Rango a handsome lean lizard is a pet to a human family. He spends his time inside a glass box talking to a plastic fish and a naked headless doll. Things get interesting when during a move, the glass cage falls out of the car and Rango escapes trucks on the highway only to enter the Mojave Desert. It is a return to the garden of Eden minus the water and the greenery but plus a very dangerous snake. Dressed in a Hawaiian Shirt he has entered the natural world. Nature welcomes him by trying to eat him for lunch. An eagle descends from the dry blue sky its claws open aiming for his head. Rango runs.
The Desert. What a place! The moon is magnificent at night and most worthy of worship. The stars are bright as Van Gogh would have liked them to be. But we can forgive animals for not writing poetry or making documentaries because everyone is trying to eat them. Snakes, Eagles. You really have to appreciate these guys for staying alive. For them health care is not a debate. Its more like, ‘oh no one ripped my head off. I am still alive. My health care plan is working.’
Everyone including the narrator of the story expects Rango to die. But Rango discovers a whole town of lizards, bugs and other weird creatures who follow a cowboy culture of bars, duels and heavy accents. These practical creatures of the desert value water so much they keep it in a bank. Their whole economy is based on it. But a terrible thing is happening. The Bank’s water vault has five days of water remaining.
After watching this film, I cycled straight to Barnes & Nobles, and I was thinking of only one thing. Ice cold clear water. The book store offers this for free in a jug. I drank lots of it.

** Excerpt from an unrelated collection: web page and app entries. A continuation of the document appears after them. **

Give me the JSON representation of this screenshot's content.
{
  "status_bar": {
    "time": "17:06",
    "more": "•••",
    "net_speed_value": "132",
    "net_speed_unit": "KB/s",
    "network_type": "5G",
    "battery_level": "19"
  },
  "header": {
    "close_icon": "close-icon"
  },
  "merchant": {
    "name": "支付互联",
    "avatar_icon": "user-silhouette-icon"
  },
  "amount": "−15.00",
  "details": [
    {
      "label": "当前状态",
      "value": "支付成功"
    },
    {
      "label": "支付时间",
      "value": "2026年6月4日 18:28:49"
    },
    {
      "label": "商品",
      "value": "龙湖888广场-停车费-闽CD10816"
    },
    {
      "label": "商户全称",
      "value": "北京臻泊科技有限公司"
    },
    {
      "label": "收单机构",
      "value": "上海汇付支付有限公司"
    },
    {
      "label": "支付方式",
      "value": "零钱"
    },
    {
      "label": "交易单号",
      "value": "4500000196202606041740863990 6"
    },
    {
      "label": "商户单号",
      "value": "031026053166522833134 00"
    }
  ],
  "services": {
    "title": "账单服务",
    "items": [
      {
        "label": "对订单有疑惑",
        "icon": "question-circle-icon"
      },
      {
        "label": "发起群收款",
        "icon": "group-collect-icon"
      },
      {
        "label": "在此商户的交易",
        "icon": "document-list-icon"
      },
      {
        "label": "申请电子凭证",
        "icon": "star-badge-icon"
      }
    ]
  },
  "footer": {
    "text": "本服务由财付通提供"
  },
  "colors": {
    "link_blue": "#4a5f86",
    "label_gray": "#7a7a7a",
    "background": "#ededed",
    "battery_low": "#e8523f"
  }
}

So Rango makes you like water. The Mojave desert is so dry so hot that water sizzles and evaporates from the ground even before a lizard can lick it. When Rango goes to a bar in this town and demands a cool glass of water the whole bar laughs at him. The Bartender slams a cactus on the counter and tells him, Cactus Juice is as good as it gets.